Agreement between Australian and New Zealand governments on regime for mutual recognition of securities offerings
The Australian and New Zealand governments signed a treaty in February that forms the basis of a regime to allow the mutual recognition of securities offerings. The regime will allow an issuer offering securities or managed investment scheme interests to the public to extend an offer in one country to investors in the other country using the same offer documents and offer structure (with some limited additional requirements). The aim is to reduce redtape and costs for issuers and allow for increased trans-Tasman investment and choice for investors. Currently, New Zealand and Australian issuers cannot use their home jurisdiction offer documents when making a trans-Tasman securities offer as they have to comply with the relevant fundraising requirements in both countries (unless operating under an exemption). The regime could come into force later this year once the necessary details are implemented through each country’s legislation or regulations.
The regime is part of the wider work programme developed under the Memorandum of Understanding on Business Law Coordination (MOU) between Australia and New Zealand. The revised MOU, also signed in February, provides the framework for the coordination of business law between Australia and New Zealand.
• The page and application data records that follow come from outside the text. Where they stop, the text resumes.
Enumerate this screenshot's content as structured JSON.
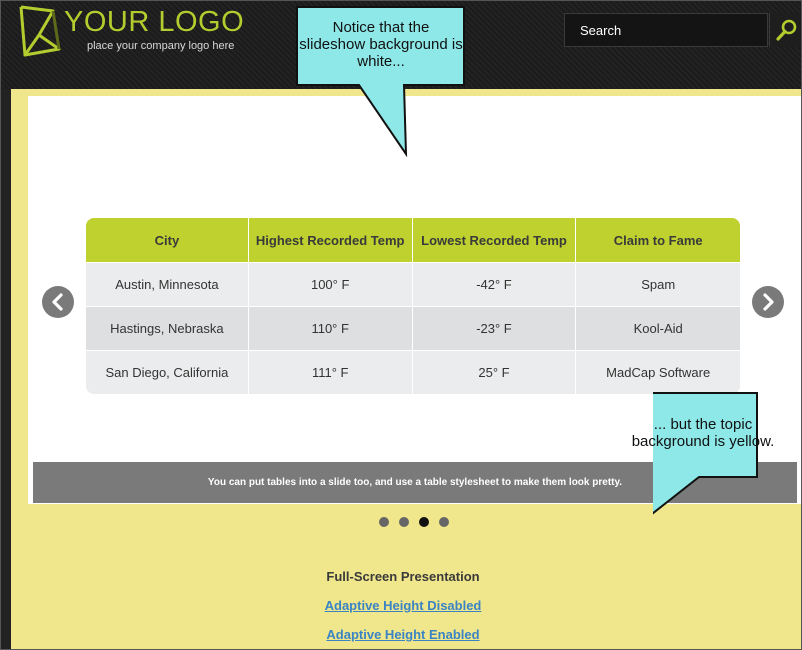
{
  "header": {
    "logo_title": "YOUR LOGO",
    "logo_subtitle": "place your company logo here",
    "search_placeholder": "Search",
    "search_icon": "magnifier-icon"
  },
  "slideshow": {
    "table": {
      "headers": [
        "City",
        "Highest Recorded Temp",
        "Lowest Recorded Temp",
        "Claim to Fame"
      ],
      "rows": [
        [
          "Austin, Minnesota",
          "100° F",
          "-42° F",
          "Spam"
        ],
        [
          "Hastings, Nebraska",
          "110° F",
          "-23° F",
          "Kool-Aid"
        ],
        [
          "San Diego, California",
          "111° F",
          "25° F",
          "MadCap Software"
        ]
      ]
    },
    "caption": "You can put tables into a slide too, and use a table stylesheet to make them look pretty.",
    "prev_icon": "chevron-left-icon",
    "next_icon": "chevron-right-icon",
    "slide_count": 4,
    "active_slide": 3
  },
  "links": {
    "heading": "Full-Screen Presentation",
    "items": [
      "Adaptive Height Disabled",
      "Adaptive Height Enabled"
    ]
  },
  "callouts": {
    "top": "Notice that the slideshow background is white...",
    "bottom": "... but the topic background is yellow."
  },
  "colors": {
    "accent": "#bed12e",
    "topic_background": "#f0e68c",
    "slide_background": "#ffffff",
    "callout_fill": "#8ee8e8",
    "link": "#3a84c4"
  }
}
The revised MOU proposes an extensive work programme to increase trans-Tasman coordination in business regulation, such as increasing the coordination and information sharing amongst regulators, the further coordination of disclosure regimes in securities law through mutual recognition/coordination of disclosure requirements, the consideration of mutual recognition and/or further coordination of the regulation of financial intermediaries, the coordination and enforcement of insurance regulation, and the coordination of anti money laundering supervisory frameworks. This is in addition to work recently done in the areas of banking supervision and information sharing between the competition regulators in both countries.
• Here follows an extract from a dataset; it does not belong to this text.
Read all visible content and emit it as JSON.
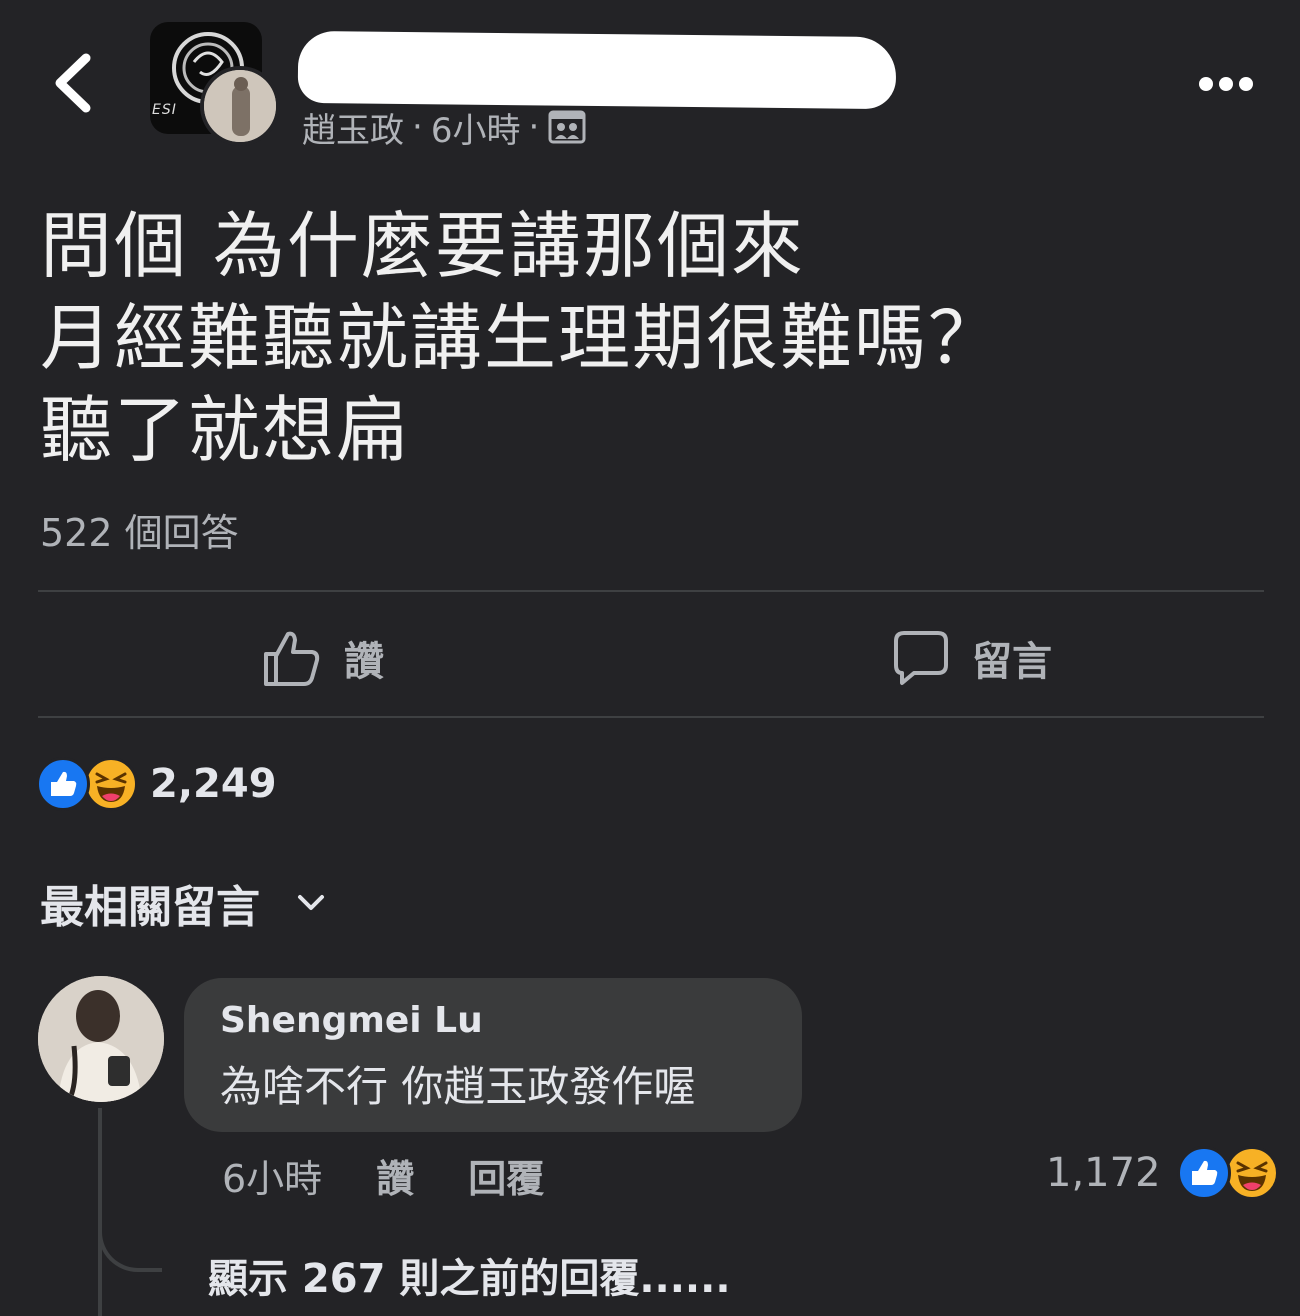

Tracey Cross, partner (Wellington)
Matt Kelleher, solicitor (Wellington)
Proposed reforms to Australian takeover Laws
The Financial Services Institute of Australia (‘Finsia’) recently released a proposal to reform Australia’s takeover laws to encourage more takeover bids while improving protections for minority shareholders.
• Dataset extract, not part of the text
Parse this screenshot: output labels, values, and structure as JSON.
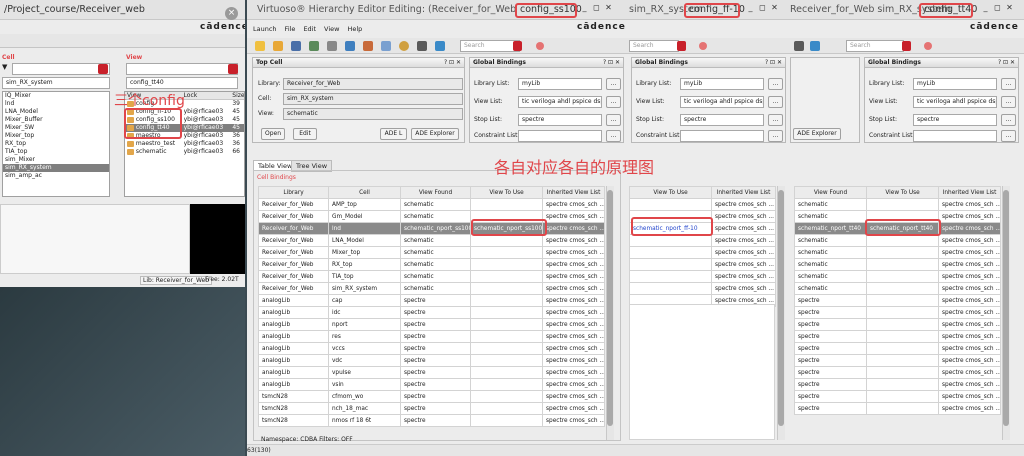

Finsia’s key proposals include:
- Increasing the takeover threshold from 20 per cent to 30 per cent, while removing the ‘3 per cent creep in 6 months’ rule. This proposal is consistent with most overseas jurisdictions including the UK, Hong Kong and Singapore.
- Adopting a Pre-bid Commitment Rule, allowing a bidder to enter into an agreement to acquire more than the designated takeover threshold from a single major shareholder, subject to the same offer being made to all other shareholders.
- Removing inconsistencies between schemes of arrangement and takeovers under Chapters 5 and 6 of the Corporations Act 2001 (Cth), respectively.
- Restricting the exemptions that apply to acquisitions by underwriters or subunderwriters resulting from rights issues to ensure that they are not exploited to circumvent the takeovers restrictions.
Each of the proposals contained in Finsia's Takeovers Package have been presented to the Parliamentary Secretary to the Treasurer, Chris Pearce, and other interested stakeholders and are likely to generate significant debate.
Chris Skordas, solicitor (Melbourne)
Mark Burger, partner (Melbourne)
Other points of note
Amendments to NZX Listing Rules now in force
The amendments to the listing rules of the NZ Equity Security Market and NZ Debt Security Market (NZSX/NZDX) took effect on 10 May, other than the amendments to Appendix 1 and its related rules which take effect on 1 July. The amendments were described in the last issue of Corporate Alert.
NZX advises re-prints of the new rules will be available by 31 May. In the meantime, a summary of the amendments and copies of the amended rules are available from the NZX website, www.nzx.com/regulation.
This publication is intended as a first point of reference and should not be relied on as a substitute for professional advice. Specialist legal advice should always be sought in relation to any particular circumstances and no liability will be accepted for any losses incurred by those relying solely on this publication.